YERUSHALAYIM -

Samsung has been making generous compensation agreements with owners of their Galaxy S4 which have burst into flames and exploded — on condition they keep quiet about it.

At least 20 such cases have occurred in Israel in recent months involving Galaxy S4 mobile phones bursting into flames. After a complaint is made, an agent from Scailex Corp., which is the official Samsung provider in Israel, comes to visit. Customers are given generous compensation packages on condition they sign a contract pledging not to sue the company for damages, and to maintain confidentiality, Ynet reports.

Reports of dangerous swelling and fire in batteries in the Galaxy S4 smartphones were first heard in October 2013. Samsung said that this was a defective series of batteries, and announced it would replace any battery for free. But the company denied any connection between the battery’s swelling issue and device explosions.

To date, Samsung has refused to order an official recall for its batteries in Israel, even though there have been thousands of cases of swollen batteries and at least 20 phones that exploded.

In an effort to get Samsung to act on the problem, Scailex turned to Prof. Yair Ein-Eli, a leading expert on battery technology from the Technion. He examined the Samsung batteries, and determined that they were potentially lethal. Ein-Eli met with the Korean engineers and told them that the battery issue “was a real crime.”

An official recall of the batteries was ordered, and the company offered to replace the battery for every Samsung S4 owner who came to the Israeli service centers, for whatever reason. Tens of thousands of S4 batteries have been shipped to Israel from the factory

Samsung Israel said in response that the battery problem was not a danger to life, and that it had taken steps to resolve the issue.

“From October 2013, Samsung has provided replacement batteries for the ones that swelled, which do not pose a danger to customers,” it said in a statement.
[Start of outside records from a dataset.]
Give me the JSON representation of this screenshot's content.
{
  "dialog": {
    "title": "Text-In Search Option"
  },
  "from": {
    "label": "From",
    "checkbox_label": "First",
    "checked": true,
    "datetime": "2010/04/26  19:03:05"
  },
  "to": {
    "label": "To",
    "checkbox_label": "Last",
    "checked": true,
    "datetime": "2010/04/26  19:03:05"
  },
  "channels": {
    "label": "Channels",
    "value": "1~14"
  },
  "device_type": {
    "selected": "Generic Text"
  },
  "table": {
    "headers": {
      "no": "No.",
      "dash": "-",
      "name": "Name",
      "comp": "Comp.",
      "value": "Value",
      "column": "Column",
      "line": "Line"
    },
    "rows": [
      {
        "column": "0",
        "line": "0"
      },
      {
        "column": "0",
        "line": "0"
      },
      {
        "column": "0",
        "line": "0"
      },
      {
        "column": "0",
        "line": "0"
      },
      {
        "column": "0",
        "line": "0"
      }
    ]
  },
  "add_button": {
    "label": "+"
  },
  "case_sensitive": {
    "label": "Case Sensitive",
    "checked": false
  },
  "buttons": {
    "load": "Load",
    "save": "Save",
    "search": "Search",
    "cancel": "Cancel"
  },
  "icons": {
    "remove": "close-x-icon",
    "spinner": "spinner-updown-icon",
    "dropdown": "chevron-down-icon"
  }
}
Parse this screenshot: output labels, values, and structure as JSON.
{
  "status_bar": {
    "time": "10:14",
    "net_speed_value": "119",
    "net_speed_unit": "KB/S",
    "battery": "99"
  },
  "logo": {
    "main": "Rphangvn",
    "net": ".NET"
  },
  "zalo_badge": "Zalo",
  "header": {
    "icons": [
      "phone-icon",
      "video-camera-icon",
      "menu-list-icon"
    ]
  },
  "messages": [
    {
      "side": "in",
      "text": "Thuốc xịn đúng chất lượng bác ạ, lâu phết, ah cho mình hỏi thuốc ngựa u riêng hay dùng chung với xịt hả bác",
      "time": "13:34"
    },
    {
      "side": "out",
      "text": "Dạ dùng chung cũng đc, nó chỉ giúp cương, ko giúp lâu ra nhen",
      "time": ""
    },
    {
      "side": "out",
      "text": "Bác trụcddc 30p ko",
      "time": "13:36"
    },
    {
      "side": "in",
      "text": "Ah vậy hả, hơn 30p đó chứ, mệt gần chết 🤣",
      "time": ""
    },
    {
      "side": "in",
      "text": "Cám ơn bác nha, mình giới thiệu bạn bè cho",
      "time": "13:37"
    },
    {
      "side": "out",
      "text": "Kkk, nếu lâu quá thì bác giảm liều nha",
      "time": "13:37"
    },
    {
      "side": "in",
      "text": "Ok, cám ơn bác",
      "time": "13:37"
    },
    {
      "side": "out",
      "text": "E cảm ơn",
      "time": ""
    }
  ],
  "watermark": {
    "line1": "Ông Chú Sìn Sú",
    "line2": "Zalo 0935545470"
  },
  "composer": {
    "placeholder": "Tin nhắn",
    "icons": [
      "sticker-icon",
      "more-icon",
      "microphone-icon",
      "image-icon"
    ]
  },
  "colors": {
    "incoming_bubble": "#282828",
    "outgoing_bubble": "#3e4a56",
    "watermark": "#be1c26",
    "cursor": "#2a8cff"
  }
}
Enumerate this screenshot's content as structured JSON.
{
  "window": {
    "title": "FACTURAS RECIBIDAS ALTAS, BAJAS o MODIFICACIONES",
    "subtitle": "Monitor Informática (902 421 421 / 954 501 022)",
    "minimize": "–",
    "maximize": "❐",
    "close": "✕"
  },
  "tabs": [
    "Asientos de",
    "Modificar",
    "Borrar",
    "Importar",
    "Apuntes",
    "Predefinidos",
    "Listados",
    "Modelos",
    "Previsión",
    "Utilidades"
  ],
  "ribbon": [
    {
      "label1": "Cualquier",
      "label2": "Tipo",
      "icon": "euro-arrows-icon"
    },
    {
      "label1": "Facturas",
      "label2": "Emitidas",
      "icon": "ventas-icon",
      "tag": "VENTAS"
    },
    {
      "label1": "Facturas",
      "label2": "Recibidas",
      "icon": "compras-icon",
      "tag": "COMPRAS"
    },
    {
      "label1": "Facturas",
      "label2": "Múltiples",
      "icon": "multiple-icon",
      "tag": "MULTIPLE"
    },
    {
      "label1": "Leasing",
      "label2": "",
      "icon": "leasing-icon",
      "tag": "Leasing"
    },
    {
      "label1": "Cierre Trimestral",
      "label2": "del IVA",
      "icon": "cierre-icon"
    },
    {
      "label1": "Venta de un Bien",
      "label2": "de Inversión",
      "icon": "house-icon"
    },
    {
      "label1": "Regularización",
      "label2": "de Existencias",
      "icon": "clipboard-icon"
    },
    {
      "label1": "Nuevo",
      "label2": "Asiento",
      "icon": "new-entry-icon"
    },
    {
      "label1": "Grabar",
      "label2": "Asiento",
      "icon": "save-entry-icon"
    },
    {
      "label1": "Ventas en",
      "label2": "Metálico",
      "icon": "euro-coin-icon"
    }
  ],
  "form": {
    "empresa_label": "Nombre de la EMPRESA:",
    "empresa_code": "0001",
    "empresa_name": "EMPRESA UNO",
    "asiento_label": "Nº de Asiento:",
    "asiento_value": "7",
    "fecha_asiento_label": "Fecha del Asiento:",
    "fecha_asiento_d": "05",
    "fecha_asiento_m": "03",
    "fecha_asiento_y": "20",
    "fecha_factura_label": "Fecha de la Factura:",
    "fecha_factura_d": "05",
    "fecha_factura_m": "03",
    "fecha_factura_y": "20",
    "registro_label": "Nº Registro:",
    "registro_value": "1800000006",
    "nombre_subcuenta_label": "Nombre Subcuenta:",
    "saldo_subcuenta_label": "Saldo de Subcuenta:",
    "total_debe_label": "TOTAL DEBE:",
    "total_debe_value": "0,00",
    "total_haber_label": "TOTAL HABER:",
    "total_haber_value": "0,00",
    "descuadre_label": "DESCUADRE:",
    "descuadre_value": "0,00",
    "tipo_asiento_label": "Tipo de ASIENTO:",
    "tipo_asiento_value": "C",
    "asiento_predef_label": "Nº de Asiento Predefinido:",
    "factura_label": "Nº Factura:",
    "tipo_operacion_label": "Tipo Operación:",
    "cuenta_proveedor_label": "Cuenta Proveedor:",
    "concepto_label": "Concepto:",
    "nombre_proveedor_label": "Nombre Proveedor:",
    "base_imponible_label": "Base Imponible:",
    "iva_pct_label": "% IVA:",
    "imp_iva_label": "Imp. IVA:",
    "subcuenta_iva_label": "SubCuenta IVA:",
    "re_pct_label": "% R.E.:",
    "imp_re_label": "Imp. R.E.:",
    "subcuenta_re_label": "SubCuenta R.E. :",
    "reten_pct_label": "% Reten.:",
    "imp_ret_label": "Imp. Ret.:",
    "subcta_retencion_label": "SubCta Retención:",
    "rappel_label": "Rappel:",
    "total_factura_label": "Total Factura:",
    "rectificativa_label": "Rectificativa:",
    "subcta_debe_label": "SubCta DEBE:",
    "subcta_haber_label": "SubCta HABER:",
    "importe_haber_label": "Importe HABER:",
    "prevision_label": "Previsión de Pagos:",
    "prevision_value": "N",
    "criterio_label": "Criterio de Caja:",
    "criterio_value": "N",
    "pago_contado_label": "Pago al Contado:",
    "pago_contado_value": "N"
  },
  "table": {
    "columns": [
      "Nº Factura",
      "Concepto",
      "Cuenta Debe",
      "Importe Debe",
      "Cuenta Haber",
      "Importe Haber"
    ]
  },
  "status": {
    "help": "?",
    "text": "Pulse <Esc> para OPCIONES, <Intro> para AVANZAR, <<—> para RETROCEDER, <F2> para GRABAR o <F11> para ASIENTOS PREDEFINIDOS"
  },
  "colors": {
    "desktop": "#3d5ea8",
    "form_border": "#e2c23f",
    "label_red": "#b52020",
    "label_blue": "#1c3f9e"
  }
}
The company said the swelling or explosions were caused by “unauthorized” batteries, or “the result of external heat or knocks.”